▶ **PROBLEM DESCRIPTION**
Without any alteration, retype the records that appear below.

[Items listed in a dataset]

*** Block opens ***

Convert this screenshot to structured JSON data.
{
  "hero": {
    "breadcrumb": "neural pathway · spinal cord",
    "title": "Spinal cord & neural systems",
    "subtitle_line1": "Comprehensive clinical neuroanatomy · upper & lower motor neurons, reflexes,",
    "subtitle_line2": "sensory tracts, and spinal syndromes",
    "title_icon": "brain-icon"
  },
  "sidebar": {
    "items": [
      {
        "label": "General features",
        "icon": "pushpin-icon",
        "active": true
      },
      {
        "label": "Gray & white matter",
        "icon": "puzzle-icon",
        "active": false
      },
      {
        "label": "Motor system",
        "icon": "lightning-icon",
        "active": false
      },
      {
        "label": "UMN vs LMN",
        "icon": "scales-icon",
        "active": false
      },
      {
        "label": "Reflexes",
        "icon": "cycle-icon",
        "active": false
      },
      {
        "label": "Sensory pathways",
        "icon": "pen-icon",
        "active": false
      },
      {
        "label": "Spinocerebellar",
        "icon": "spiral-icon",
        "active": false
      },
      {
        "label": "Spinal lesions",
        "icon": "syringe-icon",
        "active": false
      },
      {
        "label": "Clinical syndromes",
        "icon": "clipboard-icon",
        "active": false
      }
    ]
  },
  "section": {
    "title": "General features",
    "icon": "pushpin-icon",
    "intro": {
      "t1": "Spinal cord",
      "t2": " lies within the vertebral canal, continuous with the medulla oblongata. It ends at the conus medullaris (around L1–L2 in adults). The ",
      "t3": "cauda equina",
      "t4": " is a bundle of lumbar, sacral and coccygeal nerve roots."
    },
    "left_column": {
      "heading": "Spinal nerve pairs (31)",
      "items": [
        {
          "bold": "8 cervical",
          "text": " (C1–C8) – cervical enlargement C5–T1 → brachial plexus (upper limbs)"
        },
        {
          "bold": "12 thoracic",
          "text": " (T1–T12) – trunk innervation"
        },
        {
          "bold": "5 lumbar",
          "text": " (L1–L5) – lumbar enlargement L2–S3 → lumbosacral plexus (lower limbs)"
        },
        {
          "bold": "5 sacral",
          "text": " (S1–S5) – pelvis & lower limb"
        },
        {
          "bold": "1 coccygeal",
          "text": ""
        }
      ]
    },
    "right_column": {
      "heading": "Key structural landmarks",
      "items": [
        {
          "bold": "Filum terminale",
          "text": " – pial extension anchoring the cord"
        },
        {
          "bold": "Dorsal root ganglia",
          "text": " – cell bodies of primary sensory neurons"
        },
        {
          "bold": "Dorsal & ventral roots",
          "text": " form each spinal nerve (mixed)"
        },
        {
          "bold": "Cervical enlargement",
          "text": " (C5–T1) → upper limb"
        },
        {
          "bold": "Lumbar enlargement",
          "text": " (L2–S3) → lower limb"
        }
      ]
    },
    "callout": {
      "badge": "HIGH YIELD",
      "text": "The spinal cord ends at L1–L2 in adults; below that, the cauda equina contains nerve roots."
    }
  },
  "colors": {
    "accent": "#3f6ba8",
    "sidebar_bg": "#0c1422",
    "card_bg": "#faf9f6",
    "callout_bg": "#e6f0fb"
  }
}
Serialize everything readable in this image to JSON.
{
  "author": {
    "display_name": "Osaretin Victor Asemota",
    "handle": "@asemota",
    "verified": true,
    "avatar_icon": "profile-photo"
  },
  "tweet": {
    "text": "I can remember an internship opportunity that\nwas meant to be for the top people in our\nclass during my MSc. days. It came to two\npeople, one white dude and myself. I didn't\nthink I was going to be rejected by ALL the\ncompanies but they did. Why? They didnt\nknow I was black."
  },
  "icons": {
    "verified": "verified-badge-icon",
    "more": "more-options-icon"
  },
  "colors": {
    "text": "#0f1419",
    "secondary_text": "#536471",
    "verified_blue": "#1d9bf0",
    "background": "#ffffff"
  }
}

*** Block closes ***

▶ **EXERCISE RESPONSE**
Convert this screenshot to structured JSON data.
{
  "hero": {
    "breadcrumb": "neural pathway · spinal cord",
    "title": "Spinal cord & neural systems",
    "subtitle_line1": "Comprehensive clinical neuroanatomy · upper & lower motor neurons, reflexes,",
    "subtitle_line2": "sensory tracts, and spinal syndromes",
    "title_icon": "brain-icon"
  },
  "sidebar": {
    "items": [
      {
        "label": "General features",
        "icon": "pushpin-icon",
        "active": true
      },
      {
        "label": "Gray & white matter",
        "icon": "puzzle-icon",
        "active": false
      },
      {
        "label": "Motor system",
        "icon": "lightning-icon",
        "active": false
      },
      {
        "label": "UMN vs LMN",
        "icon": "scales-icon",
        "active": false
      },
      {
        "label": "Reflexes",
        "icon": "cycle-icon",
        "active": false
      },
      {
        "label": "Sensory pathways",
        "icon": "pen-icon",
        "active": false
      },
      {
        "label": "Spinocerebellar",
        "icon": "spiral-icon",
        "active": false
      },
      {
        "label": "Spinal lesions",
        "icon": "syringe-icon",
        "active": false
      },
      {
        "label": "Clinical syndromes",
        "icon": "clipboard-icon",
        "active": false
      }
    ]
  },
  "section": {
    "title": "General features",
    "icon": "pushpin-icon",
    "intro": {
      "t1": "Spinal cord",
      "t2": " lies within the vertebral canal, continuous with the medulla oblongata. It ends at the conus medullaris (around L1–L2 in adults). The ",
      "t3": "cauda equina",
      "t4": " is a bundle of lumbar, sacral and coccygeal nerve roots."
    },
    "left_column": {
      "heading": "Spinal nerve pairs (31)",
      "items": [
        {
          "bold": "8 cervical",
          "text": " (C1–C8) – cervical enlargement C5–T1 → brachial plexus (upper limbs)"
        },
        {
          "bold": "12 thoracic",
          "text": " (T1–T12) – trunk innervation"
        },
        {
          "bold": "5 lumbar",
          "text": " (L1–L5) – lumbar enlargement L2–S3 → lumbosacral plexus (lower limbs)"
        },
        {
          "bold": "5 sacral",
          "text": " (S1–S5) – pelvis & lower limb"
        },
        {
          "bold": "1 coccygeal",
          "text": ""
        }
      ]
    },
    "right_column": {
      "heading": "Key structural landmarks",
      "items": [
        {
          "bold": "Filum terminale",
          "text": " – pial extension anchoring the cord"
        },
        {
          "bold": "Dorsal root ganglia",
          "text": " – cell bodies of primary sensory neurons"
        },
        {
          "bold": "Dorsal & ventral roots",
          "text": " form each spinal nerve (mixed)"
        },
        {
          "bold": "Cervical enlargement",
          "text": " (C5–T1) → upper limb"
        },
        {
          "bold": "Lumbar enlargement",
          "text": " (L2–S3) → lower limb"
        }
      ]
    },
    "callout": {
      "badge": "HIGH YIELD",
      "text": "The spinal cord ends at L1–L2 in adults; below that, the cauda equina contains nerve roots."
    }
  },
  "colors": {
    "accent": "#3f6ba8",
    "sidebar_bg": "#0c1422",
    "card_bg": "#faf9f6",
    "callout_bg": "#e6f0fb"
  }
}
Serialize everything readable in this image to JSON.
{
  "author": {
    "display_name": "Osaretin Victor Asemota",
    "handle": "@asemota",
    "verified": true,
    "avatar_icon": "profile-photo"
  },
  "tweet": {
    "text": "I can remember an internship opportunity that\nwas meant to be for the top people in our\nclass during my MSc. days. It came to two\npeople, one white dude and myself. I didn't\nthink I was going to be rejected by ALL the\ncompanies but they did. Why? They didnt\nknow I was black."
  },
  "icons": {
    "verified": "verified-badge-icon",
    "more": "more-options-icon"
  },
  "colors": {
    "text": "#0f1419",
    "secondary_text": "#536471",
    "verified_blue": "#1d9bf0",
    "background": "#ffffff"
  }
}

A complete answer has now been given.